The Vivos team felt that our meeting with the US FDA on 5/20/22 was a significant positive turning point in the FDA review process. We proposed an additional
short-term animal test to prove beyond any doubt that RadioGel™ can deliver a precise dose of therapeutic radiation and does not migrate from the tumor site. We now have a
clear path forward with the review team toward obtaining the IDE needed for the first in human clinical trials.
Eight of the eleven FDA staff that reviewed our original IDE submission were new and not familiar with RadioGel™. They resurfaced legacy questions
on dosimetry and the potential for migration which we have repeatedly addressed, but we’ve realized that another animal test is the most efficient means to answer those questions once and for
all. We agreed to provide the detailed test plan in another submission and the agency agreed to expedite the schedule for their review. This costs time, but helps ensure that they
will accept the results.
Since we anticipated this outcome, we have been in detailed discussions with Johns Hopkins University to perform the animal testing. During the meeting we presented
a detailed outline of the proposed testing to obtain interim feedback. The FDA agreed with our outline and provided initial feedback on what they expect to see in the detailed test plan.
The test is straight forward. We will induce VX-2 tumors in rabbits and then measure the activity over time using PET/CT to show, once again, that the Y-90 stays at
the injection site. We will then euthanize the rabbits and quantitatively measure the remaining activity in the tumor using very sensitive counters and compare it to the starting activity
corrected for decay.
I closed the meeting with a summary as follows:
RadioGel™ will be a leader in Precision Radionuclide Therapy (PRnT). We have the highest Therapeutic Index of any device that the FDA has

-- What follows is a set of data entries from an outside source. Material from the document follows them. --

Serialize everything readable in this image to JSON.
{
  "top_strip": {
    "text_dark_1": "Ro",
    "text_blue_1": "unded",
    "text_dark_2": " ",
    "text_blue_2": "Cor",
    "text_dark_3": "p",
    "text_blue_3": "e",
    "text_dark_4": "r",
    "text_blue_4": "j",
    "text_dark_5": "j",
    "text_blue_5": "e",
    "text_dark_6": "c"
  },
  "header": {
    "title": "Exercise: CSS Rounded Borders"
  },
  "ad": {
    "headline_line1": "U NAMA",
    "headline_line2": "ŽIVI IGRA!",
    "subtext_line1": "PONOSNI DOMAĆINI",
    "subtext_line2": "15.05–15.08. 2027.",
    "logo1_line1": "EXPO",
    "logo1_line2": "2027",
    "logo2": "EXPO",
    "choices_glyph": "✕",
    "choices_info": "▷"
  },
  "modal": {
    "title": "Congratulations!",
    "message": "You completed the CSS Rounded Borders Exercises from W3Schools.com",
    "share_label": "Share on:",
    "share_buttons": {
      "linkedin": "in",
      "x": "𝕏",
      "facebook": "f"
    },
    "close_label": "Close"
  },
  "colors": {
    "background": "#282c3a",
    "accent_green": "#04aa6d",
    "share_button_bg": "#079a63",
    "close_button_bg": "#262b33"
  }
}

reviewed. This allows us to administer very high therapeutic doses with insignificant collateral damage to healthy tissue. We can treat lymph nodes with small amounts of Y-90 and achieve
doses of 300 Gy or more.
RadioGel™ is intrinsically safe. Even if a significant amount of it activity migrated, which we know does not happen, the risk to the patient
would be very low. We pointed out that the FDA has approved other brachytherapy products with much higher activity that is not fully contained. One of the side effects listed on the product label
is occasional death.
Finally, we believe that RadioGel™ should have a broad indication for use as a device that allows administering precision radionuclides to any
tumor. It is our intent to demonstrate the safety and effectiveness of RadioGel ™in thyroid cancer therapy and then follow up with additional data to expand the indications for
use to other tumor types and anatomic locations.
Michael K. Korenko, Sc.D. – President & CEO
Michael K. Korenko, Sc.D.
President & CEO